Gerald Goslak joined the Army at the old age of 22 and was promptly sent with his armored unit to a Cold War post near Munich, Germany. While there, he stood guard duty at an Army stockade which was once Dachau, the notorious death camp used by the Nazis. “After all those years,” Gerald says, “you could still smell the human flesh.”
Wherever Gerald went, he carried a small camera. His photo albums remind him–and us–of a stark post-war Europe. “People were still starving,” he says.
In summer of 2013, Debby Rampolla and director Paula Kelly of Whitehall Public Library contacted us about a group of veterans who meet each month at the library and share their stories of military service. This sounds a lot like what we do through The Veterans Breakfast Club, we responded, and we were interested in visiting the group someday to introduce ourselves and to share our story as well.
That day came at the end of October 2013, when we were graciously welcomed to attend the Whitehall veterans’ group meeting and to record some of their stories. Seven local veterans attended that day; it was a comfortably intimate group, mostly old friends and a few new comers. On some meeting days, two dozen veterans might show up. Very often, just a handful of older gentlemen turn up, WW II stories in hand. Regardless, the veterans are openly welcomed by the gracious library staff with gourmet coffee and assorted pastries—irresistible incentives to warm the mood and prime the storytelling.
On the day we visited, we were warmly met by veterans Bill McLaughlin, Dave Lotz, Dick Gardner, George Morgan, Gerald Goslak, Hal Plusa, and Joe Michaels.
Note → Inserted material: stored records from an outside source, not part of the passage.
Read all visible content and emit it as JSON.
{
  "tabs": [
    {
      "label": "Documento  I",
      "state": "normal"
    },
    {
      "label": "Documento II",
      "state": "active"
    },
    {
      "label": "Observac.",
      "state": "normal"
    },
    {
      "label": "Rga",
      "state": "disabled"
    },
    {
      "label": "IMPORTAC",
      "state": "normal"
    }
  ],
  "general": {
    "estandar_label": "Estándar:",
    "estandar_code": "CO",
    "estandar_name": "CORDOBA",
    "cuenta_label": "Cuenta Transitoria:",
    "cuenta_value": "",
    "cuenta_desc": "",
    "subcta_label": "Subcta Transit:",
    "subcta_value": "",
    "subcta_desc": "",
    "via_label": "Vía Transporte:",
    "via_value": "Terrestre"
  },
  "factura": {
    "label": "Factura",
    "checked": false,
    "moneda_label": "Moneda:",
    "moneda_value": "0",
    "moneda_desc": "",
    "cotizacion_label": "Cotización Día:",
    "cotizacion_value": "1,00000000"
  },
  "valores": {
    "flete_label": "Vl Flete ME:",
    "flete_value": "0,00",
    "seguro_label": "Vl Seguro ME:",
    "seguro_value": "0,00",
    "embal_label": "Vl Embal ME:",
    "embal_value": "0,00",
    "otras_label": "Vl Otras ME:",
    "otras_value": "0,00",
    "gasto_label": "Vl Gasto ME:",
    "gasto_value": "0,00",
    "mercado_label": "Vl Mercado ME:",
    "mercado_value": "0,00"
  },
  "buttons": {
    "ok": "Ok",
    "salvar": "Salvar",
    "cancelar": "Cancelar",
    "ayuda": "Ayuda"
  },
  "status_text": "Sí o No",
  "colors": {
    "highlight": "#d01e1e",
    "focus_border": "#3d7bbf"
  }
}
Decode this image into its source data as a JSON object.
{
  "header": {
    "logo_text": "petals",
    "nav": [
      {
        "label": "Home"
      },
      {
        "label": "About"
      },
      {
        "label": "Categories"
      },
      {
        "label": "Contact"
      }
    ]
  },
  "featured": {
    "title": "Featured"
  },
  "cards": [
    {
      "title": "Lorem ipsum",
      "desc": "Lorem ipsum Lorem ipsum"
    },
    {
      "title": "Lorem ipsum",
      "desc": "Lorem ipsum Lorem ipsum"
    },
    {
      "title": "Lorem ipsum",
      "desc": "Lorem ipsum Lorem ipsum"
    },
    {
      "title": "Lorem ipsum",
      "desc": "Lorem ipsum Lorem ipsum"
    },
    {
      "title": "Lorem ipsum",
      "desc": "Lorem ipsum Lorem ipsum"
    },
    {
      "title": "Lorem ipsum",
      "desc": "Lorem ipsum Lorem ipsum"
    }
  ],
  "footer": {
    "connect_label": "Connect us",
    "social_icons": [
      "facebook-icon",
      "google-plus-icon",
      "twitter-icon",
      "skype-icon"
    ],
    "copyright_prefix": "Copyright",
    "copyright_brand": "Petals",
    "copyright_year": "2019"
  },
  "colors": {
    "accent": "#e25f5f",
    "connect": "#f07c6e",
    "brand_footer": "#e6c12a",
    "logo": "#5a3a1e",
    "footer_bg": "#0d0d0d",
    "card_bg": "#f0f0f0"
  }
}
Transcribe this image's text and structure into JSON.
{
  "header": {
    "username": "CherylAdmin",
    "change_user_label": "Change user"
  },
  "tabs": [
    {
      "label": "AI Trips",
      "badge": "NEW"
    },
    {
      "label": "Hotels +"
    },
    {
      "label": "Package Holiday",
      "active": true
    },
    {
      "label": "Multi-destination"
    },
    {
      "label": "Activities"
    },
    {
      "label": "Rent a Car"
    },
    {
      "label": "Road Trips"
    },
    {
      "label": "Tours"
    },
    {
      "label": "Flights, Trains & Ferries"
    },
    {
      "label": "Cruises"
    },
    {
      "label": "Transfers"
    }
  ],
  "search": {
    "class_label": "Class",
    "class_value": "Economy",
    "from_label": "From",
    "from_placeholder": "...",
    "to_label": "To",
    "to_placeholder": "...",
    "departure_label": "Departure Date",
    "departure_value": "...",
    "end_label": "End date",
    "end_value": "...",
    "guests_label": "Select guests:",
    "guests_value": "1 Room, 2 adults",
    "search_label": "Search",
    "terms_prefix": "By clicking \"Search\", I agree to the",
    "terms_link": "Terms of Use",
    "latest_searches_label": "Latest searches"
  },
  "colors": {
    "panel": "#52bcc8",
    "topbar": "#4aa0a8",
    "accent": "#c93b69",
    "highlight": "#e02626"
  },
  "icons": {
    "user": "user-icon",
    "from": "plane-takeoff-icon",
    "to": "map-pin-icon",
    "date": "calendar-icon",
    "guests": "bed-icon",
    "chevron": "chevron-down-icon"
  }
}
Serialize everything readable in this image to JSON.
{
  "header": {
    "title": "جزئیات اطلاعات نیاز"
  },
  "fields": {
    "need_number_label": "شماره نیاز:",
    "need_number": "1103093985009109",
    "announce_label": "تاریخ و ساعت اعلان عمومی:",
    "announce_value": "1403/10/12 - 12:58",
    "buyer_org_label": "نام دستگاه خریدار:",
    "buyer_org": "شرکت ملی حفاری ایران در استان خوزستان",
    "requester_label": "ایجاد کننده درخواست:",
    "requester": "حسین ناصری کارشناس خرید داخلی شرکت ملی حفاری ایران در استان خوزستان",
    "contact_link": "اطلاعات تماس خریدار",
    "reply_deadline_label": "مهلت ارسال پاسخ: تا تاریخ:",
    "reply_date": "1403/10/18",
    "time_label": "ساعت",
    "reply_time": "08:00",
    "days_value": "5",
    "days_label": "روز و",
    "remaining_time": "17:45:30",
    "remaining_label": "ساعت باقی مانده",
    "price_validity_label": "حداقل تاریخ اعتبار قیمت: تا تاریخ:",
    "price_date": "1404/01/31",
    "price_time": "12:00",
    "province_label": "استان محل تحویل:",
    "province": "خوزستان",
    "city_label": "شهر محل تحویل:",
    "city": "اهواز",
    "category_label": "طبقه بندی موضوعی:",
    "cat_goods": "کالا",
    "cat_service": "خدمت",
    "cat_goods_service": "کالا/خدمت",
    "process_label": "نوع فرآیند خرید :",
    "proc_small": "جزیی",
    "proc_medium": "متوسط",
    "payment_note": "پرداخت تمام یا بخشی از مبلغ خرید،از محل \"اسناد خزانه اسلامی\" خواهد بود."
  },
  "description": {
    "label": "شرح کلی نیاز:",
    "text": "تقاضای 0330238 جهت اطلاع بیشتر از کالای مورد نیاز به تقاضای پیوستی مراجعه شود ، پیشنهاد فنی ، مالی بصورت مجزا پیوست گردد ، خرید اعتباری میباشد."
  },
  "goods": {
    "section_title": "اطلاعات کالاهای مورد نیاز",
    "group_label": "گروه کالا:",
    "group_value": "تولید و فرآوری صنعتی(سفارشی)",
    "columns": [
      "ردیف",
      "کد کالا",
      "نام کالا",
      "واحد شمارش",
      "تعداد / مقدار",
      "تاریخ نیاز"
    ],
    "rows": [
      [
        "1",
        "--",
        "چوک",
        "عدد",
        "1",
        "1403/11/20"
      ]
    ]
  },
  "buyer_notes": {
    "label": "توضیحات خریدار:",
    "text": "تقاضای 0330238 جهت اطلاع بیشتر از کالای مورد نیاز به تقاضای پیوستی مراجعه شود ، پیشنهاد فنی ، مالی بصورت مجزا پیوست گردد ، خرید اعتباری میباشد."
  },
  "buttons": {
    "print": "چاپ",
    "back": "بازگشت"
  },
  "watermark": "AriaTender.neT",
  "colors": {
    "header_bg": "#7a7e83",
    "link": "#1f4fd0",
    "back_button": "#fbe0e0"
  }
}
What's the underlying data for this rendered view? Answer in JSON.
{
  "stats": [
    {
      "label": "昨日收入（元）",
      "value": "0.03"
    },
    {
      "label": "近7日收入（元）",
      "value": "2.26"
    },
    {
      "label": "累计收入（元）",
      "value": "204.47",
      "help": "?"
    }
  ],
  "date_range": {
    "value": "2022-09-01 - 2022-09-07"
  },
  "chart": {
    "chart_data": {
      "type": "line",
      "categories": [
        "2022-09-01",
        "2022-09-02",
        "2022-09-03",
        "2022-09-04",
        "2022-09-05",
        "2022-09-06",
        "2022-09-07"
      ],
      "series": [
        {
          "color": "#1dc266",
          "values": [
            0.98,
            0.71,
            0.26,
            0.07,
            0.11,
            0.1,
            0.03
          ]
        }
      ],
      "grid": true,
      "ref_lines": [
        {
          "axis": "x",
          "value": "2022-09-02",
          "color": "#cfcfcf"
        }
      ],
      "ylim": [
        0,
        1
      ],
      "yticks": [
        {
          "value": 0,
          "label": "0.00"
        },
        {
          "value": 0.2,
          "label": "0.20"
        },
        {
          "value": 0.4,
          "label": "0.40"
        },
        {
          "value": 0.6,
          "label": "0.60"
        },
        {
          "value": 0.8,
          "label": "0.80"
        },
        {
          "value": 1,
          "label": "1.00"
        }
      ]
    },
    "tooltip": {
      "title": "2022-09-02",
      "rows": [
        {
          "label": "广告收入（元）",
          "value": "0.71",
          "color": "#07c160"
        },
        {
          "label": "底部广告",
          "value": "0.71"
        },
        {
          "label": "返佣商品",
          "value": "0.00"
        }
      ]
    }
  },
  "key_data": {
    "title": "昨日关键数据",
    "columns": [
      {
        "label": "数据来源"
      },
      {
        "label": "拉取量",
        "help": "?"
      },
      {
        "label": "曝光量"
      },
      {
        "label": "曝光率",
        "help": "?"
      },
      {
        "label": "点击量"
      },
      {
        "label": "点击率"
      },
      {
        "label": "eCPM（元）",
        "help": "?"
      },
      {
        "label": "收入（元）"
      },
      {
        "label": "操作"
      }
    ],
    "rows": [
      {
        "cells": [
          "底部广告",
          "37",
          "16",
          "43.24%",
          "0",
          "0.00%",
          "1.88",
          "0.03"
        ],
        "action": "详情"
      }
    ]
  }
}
Todd DePastino, executive director of The Veterans Breakfast Club, served to guide the discussions, while Kevin Farkas captured the roundtable banter as an audio recording—now available to the public on this website.
The Veterans of Whitehall